RECORDS FOR THIS TASK:
[Start of Attachment]
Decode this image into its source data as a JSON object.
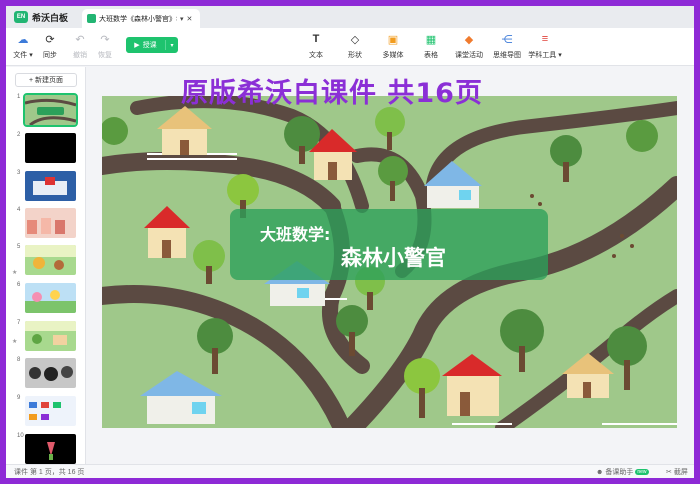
{
  "app": {
    "name": "希沃白板",
    "logo": "EN"
  },
  "tab": {
    "title": "大班数学《森林小警官》希...",
    "dropdown": "▾",
    "close": "✕"
  },
  "toolbar_left": [
    {
      "name": "file",
      "label": "文件 ▾",
      "icon": "☁"
    },
    {
      "name": "sync",
      "label": "同步",
      "icon": "⟳"
    },
    {
      "name": "undo",
      "label": "撤销",
      "icon": "↶"
    },
    {
      "name": "redo",
      "label": "恢复",
      "icon": "↷"
    }
  ],
  "play_button": {
    "label": "授课",
    "icon": "▶",
    "dropdown": "▾"
  },
  "toolbar_right": [
    {
      "name": "text",
      "label": "文本",
      "icon": "T"
    },
    {
      "name": "shape",
      "label": "形状",
      "icon": "◇"
    },
    {
      "name": "multimedia",
      "label": "多媒体",
      "icon": "▣"
    },
    {
      "name": "table",
      "label": "表格",
      "icon": "▦"
    },
    {
      "name": "class-activity",
      "label": "课堂活动",
      "icon": "◆"
    },
    {
      "name": "mind-map",
      "label": "思维导图",
      "icon": "⋲"
    },
    {
      "name": "subject-tools",
      "label": "学科工具 ▾",
      "icon": "≡"
    }
  ],
  "new_page": {
    "label": "新建页面",
    "icon": "+"
  },
  "thumbnails": [
    "1",
    "2",
    "3",
    "4",
    "5",
    "6",
    "7",
    "8",
    "9",
    "10"
  ],
  "slide": {
    "banner": "原版希沃白课件 共16页",
    "title_line1": "大班数学:",
    "title_line2": "森林小警官"
  },
  "status": {
    "page_info": "课件 第 1 页，共 16 页",
    "assistant": "备课助手",
    "assistant_badge": "new",
    "screenshot": "截屏"
  }
}
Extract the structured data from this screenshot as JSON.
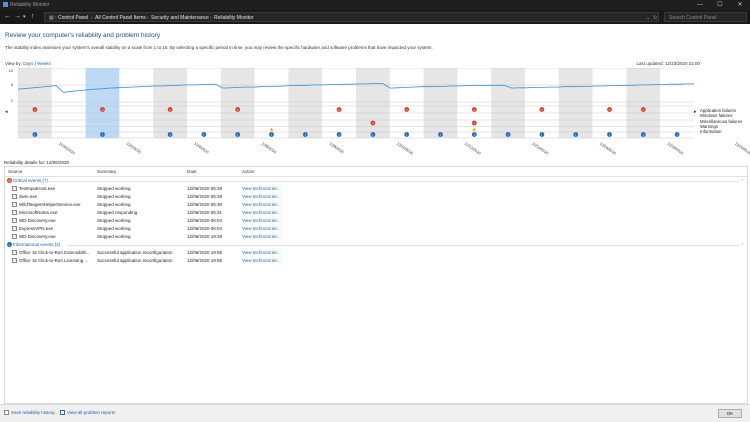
{
  "window": {
    "title": "Reliability Monitor",
    "buttons": [
      "—",
      "☐",
      "✕"
    ]
  },
  "address_bar": {
    "crumbs": [
      "Control Panel",
      "All Control Panel Items",
      "Security and Maintenance",
      "Reliability Monitor"
    ],
    "search_placeholder": "Search Control Panel"
  },
  "page": {
    "heading": "Review your computer's reliability and problem history",
    "description": "The stability index assesses your system's overall stability on a scale from 1 to 10. By selecting a specific period in time, you may review the specific hardware and software problems that have impacted your system.",
    "view_by_label": "View by:",
    "view_days": "Days",
    "view_sep": "|",
    "view_weeks": "Weeks",
    "last_updated": "Last updated: 12/23/2020 22:00"
  },
  "chart_data": {
    "type": "line",
    "ylim": [
      1,
      10
    ],
    "y_ticks": [
      "10",
      "5",
      "1"
    ],
    "selected_column": 3,
    "x_labels": [
      "11/30/2020",
      "12/2/2020",
      "12/4/2020",
      "12/6/2020",
      "12/8/2020",
      "12/10/2020",
      "12/12/2020",
      "12/14/2020",
      "12/16/2020",
      "12/18/2020",
      "12/20/2020",
      "12/22/2020"
    ],
    "stability_index": [
      4.6,
      4.8,
      5.0,
      5.2,
      5.4,
      5.6,
      3.7,
      4.0,
      4.2,
      4.4,
      4.6,
      4.7,
      4.9,
      5.0,
      5.1,
      5.2,
      5.3,
      5.4,
      5.5,
      5.5,
      5.6,
      5.7,
      5.8,
      5.8,
      5.9,
      5.9,
      6.0,
      4.9,
      5.0,
      5.1,
      5.2,
      5.2,
      5.3,
      5.4,
      5.4,
      5.5,
      5.6,
      5.7,
      5.7,
      5.8,
      5.8,
      5.9,
      5.9,
      6.0,
      6.0,
      6.1,
      6.1,
      6.2,
      6.2,
      4.9,
      5.0,
      5.1,
      5.2,
      5.3,
      5.3,
      5.4,
      5.4,
      5.5,
      5.5,
      5.6,
      5.6,
      5.6,
      5.7,
      5.7,
      5.7,
      4.9,
      5.0,
      5.0,
      5.1,
      5.1,
      5.2,
      5.2,
      5.3,
      5.3,
      5.4,
      5.4,
      5.5,
      5.5,
      5.6,
      5.6,
      5.7,
      5.7,
      5.8,
      5.8,
      5.9,
      5.9,
      6.0,
      6.0,
      6.1,
      6.1
    ],
    "categories": [
      "Application failures",
      "Windows failures",
      "Miscellaneous failures",
      "Warnings",
      "Information"
    ],
    "app_failures": [
      0,
      2,
      4,
      6,
      9,
      11,
      13,
      15,
      17,
      18
    ],
    "misc_failures": [
      10,
      13
    ],
    "misc_failures_hint": "error rows",
    "warnings": [
      7,
      13
    ],
    "information": [
      0,
      2,
      4,
      5,
      6,
      7,
      8,
      9,
      10,
      11,
      12,
      13,
      14,
      15,
      16,
      17,
      18,
      19
    ]
  },
  "row_labels": [
    "Application failures",
    "Windows failures",
    "Miscellaneous failures",
    "Warnings",
    "Information"
  ],
  "details": {
    "header": "Reliability details for: 12/06/2020",
    "columns": [
      "Source",
      "Summary",
      "Date",
      "Action"
    ],
    "critical_label": "Critical events (7)",
    "critical_rows": [
      {
        "source": "TextInputHost.exe",
        "summary": "Stopped working",
        "date": "12/06/2020 05:29",
        "action": "View technical de..."
      },
      {
        "source": "dwm.exe",
        "summary": "Stopped working",
        "date": "12/06/2020 05:29",
        "action": "View technical de..."
      },
      {
        "source": "WildTangentHelperService.exe",
        "summary": "Stopped working",
        "date": "12/06/2020 05:30",
        "action": "View technical de..."
      },
      {
        "source": "MicrosoftNotes.exe",
        "summary": "Stopped responding",
        "date": "12/06/2020 05:31",
        "action": "View technical de..."
      },
      {
        "source": "WD Discovery.exe",
        "summary": "Stopped working",
        "date": "12/06/2020 06:04",
        "action": "View technical de..."
      },
      {
        "source": "ExpressVPN.exe",
        "summary": "Stopped working",
        "date": "12/06/2020 06:04",
        "action": "View technical de..."
      },
      {
        "source": "WD Discovery.exe",
        "summary": "Stopped working",
        "date": "12/06/2020 19:29",
        "action": "View technical de..."
      }
    ],
    "info_label": "Informational events (2)",
    "info_rows": [
      {
        "source": "Office 16 Click-to-Run Extensibilit...",
        "summary": "Successful application reconfiguration",
        "date": "12/06/2020 19:55",
        "action": "View technical de..."
      },
      {
        "source": "Office 16 Click-to-Run Licensing ...",
        "summary": "Successful application reconfiguration",
        "date": "12/06/2020 19:55",
        "action": "View technical de..."
      }
    ]
  },
  "footer": {
    "save_link": "Save reliability history...",
    "view_all_link": "View all problem reports",
    "ok_label": "OK"
  },
  "colors": {
    "error": "#d9402b",
    "warning": "#f2b51d",
    "info": "#1d6fc0",
    "selected": "#bcd9f5",
    "line": "#3b8fd0",
    "band": "#e6e6e6"
  }
}
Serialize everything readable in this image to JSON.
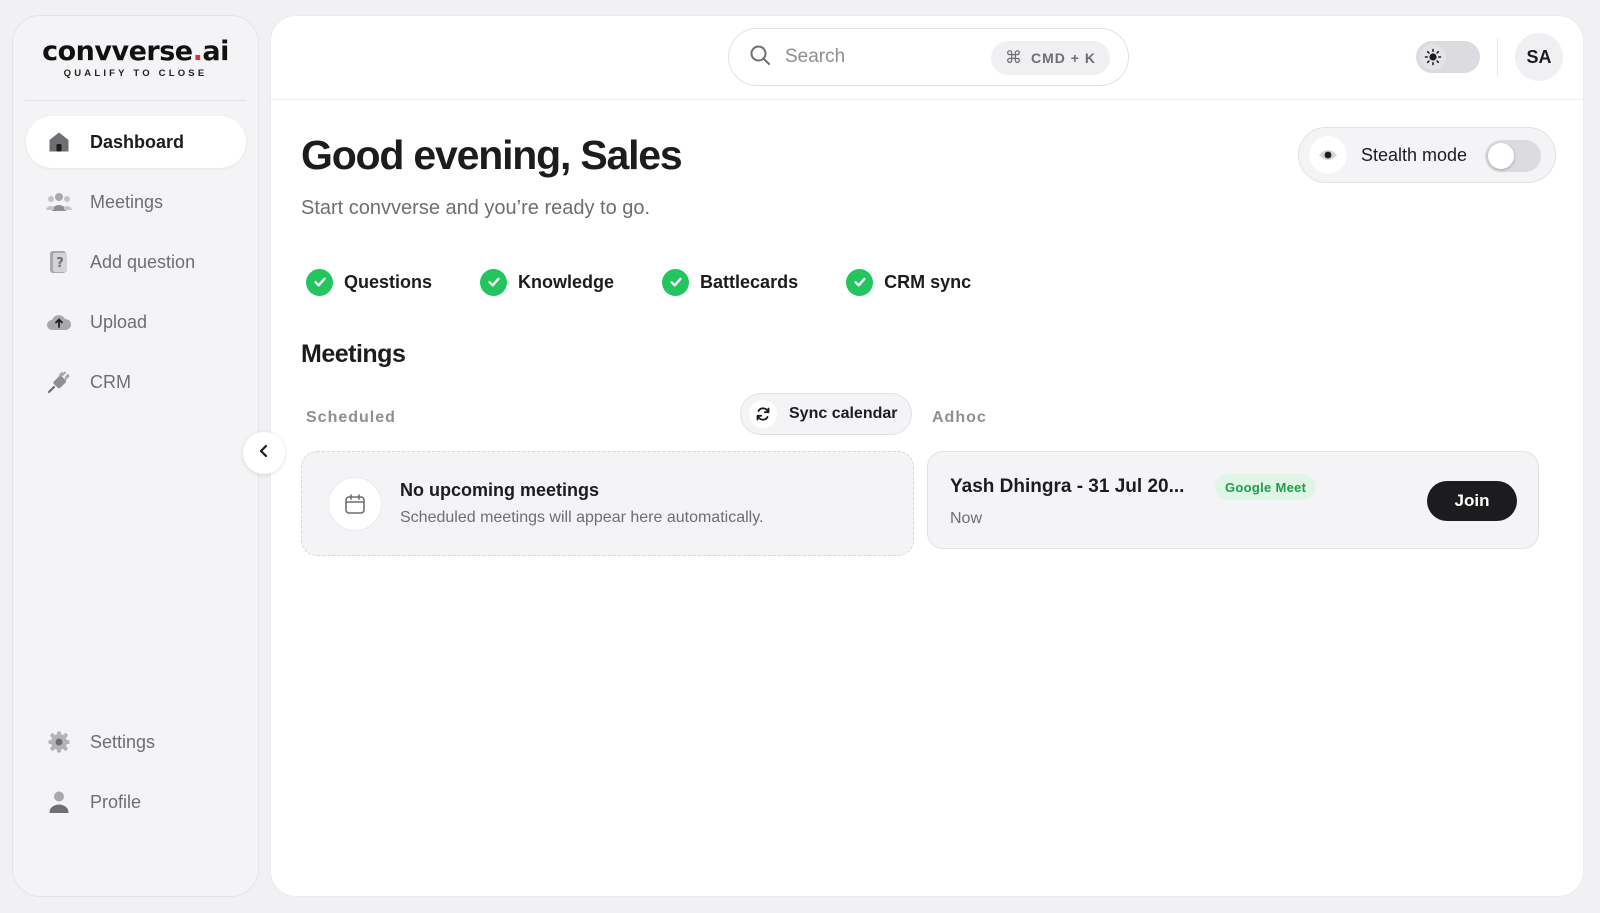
{
  "logo": {
    "name_main": "convverse",
    "name_dot": ".",
    "name_suffix": "ai",
    "tagline": "QUALIFY TO CLOSE",
    "accent": "#e0322f"
  },
  "sidebar": {
    "items": [
      {
        "label": "Dashboard",
        "icon": "home-icon",
        "active": true
      },
      {
        "label": "Meetings",
        "icon": "people-icon"
      },
      {
        "label": "Add question",
        "icon": "question-doc-icon"
      },
      {
        "label": "Upload",
        "icon": "cloud-upload-icon"
      },
      {
        "label": "CRM",
        "icon": "plug-icon"
      }
    ],
    "bottom_items": [
      {
        "label": "Settings",
        "icon": "gear-icon"
      },
      {
        "label": "Profile",
        "icon": "person-icon"
      }
    ]
  },
  "topbar": {
    "search_placeholder": "Search",
    "shortcut_symbol": "⌘",
    "shortcut": "CMD + K",
    "avatar_initials": "SA"
  },
  "greeting": "Good evening, Sales",
  "subtitle": "Start convverse and you’re ready to go.",
  "stealth": {
    "label": "Stealth mode",
    "enabled": false
  },
  "checklist": [
    {
      "label": "Questions",
      "done": true
    },
    {
      "label": "Knowledge",
      "done": true
    },
    {
      "label": "Battlecards",
      "done": true
    },
    {
      "label": "CRM sync",
      "done": true
    }
  ],
  "meetings": {
    "title": "Meetings",
    "scheduled_label": "Scheduled",
    "sync_label": "Sync calendar",
    "adhoc_label": "Adhoc",
    "empty_title": "No upcoming meetings",
    "empty_desc": "Scheduled meetings will appear here automatically.",
    "adhoc": [
      {
        "title": "Yash Dhingra - 31 Jul 20...",
        "platform": "Google Meet",
        "time": "Now",
        "action": "Join"
      }
    ]
  },
  "colors": {
    "success": "#22c55e",
    "dark": "#1c1c1e",
    "muted": "#6e6e73"
  }
}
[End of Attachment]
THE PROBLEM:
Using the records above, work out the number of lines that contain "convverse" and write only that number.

ANSWER SECTION:
2